I'm also making the whole thing longer, bit by bit. So far I've added one new page for every chapter and about 1,000 words. Hopefully that trend doesn't continue. At this same rate, I would 9,000 words by the end, and that's not gonna fly.

On to Chapter 4 next. Probably not tomorrow, though.

Saturday, April 9, 2011

Focusing on conflict

I haven't been journaling about it, but I have been working hard since last Tuesday, and I've been learning a lot that I do wish I had time to note.

I decided I had had enough time away or couldn't stand any more time away. So I printed it out and read it on paper for the first time. One good thing about working on a children's book is that it's easier to read it in a rush and get an overall impression. It took me about 7 hours over two days.

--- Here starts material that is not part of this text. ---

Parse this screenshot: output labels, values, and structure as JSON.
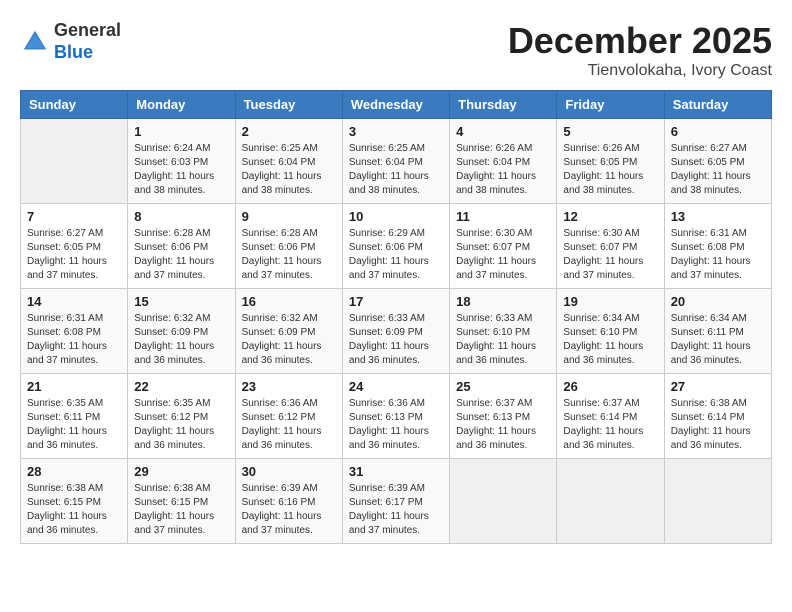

It's not easy for me to read that way, because as I go along I see lots of opportunities for sentence-level corrections and rewrites. On the one hand, the more I do that, the more I undermine the work of reading it for the overall impression, which is really important. On the other hand, I know that the more times I read it, the less able I get to actually spot errors and clumsiness, so you want to grab them when I see them. It took me awhile, but I really had to train myself to leave the editing pen sitting on the table. I ended up marking errors and putting a check mark next to anything that seemed clumsy and needing a revision so that I could keep close to a natural reading pace.

My overall impression was mixed. I didn't feel great about what I saw. There are a lot of moments in the book that I'm proud of, but there was something lacking that prevents it all from hanging together, and I realized I still have some significant work ahead of me.

I'm probably fooling myself, but I think I have a handle on what the problem is. The conclusion outshines the set up. It answers questions that weren't clearly asked, so the climactic scenes don't feel like they matter.

To fix that, I've been doing a lot of thinking about and freewriting about and notetaking on conflict. That seems like a pretty obvious aspect of fiction, but as I often have to point out to my students, it can be elusive. When we're struggling and just want the work to be done, it's easy to confuse a problem with conflict. The character has a problem isn't a conflict. The character has a problem AND something else may make a conflict. For my students, and now for me, it can be unexpectedly difficult to get clear on that.

And then when I have a good sense of conflict, it usually only works in isolation. When I start matching it up with what is actually going on in at different parts of the draft I can see a lot of daylight. Which leads to a lot of brainstorming and notetaking about the revisions I could make, once I get over the panic.

And I'm not sure I do have a good sense of what the conflict is to begin with. It remains elusive.

Anyway, I'm trying not to rush it, or I would have started the next rewrite yesterday. I keep trying to see if I can get a sharper sense of the story first. Once I do start the next draft, I think what it will be is going through scene-by-scene to make it focus on and further the central conflicts.

It feels like a long way to go. One mark in my favor so far is that the language felt pretty tight on the read through. I didn't have a whole lot of those checkmarks. I don't think there's a lot of sentence-level clumsiness or drag. When I do get to work on a polishing draft, I think I'll want to try and punch up the energy and playfulness of language.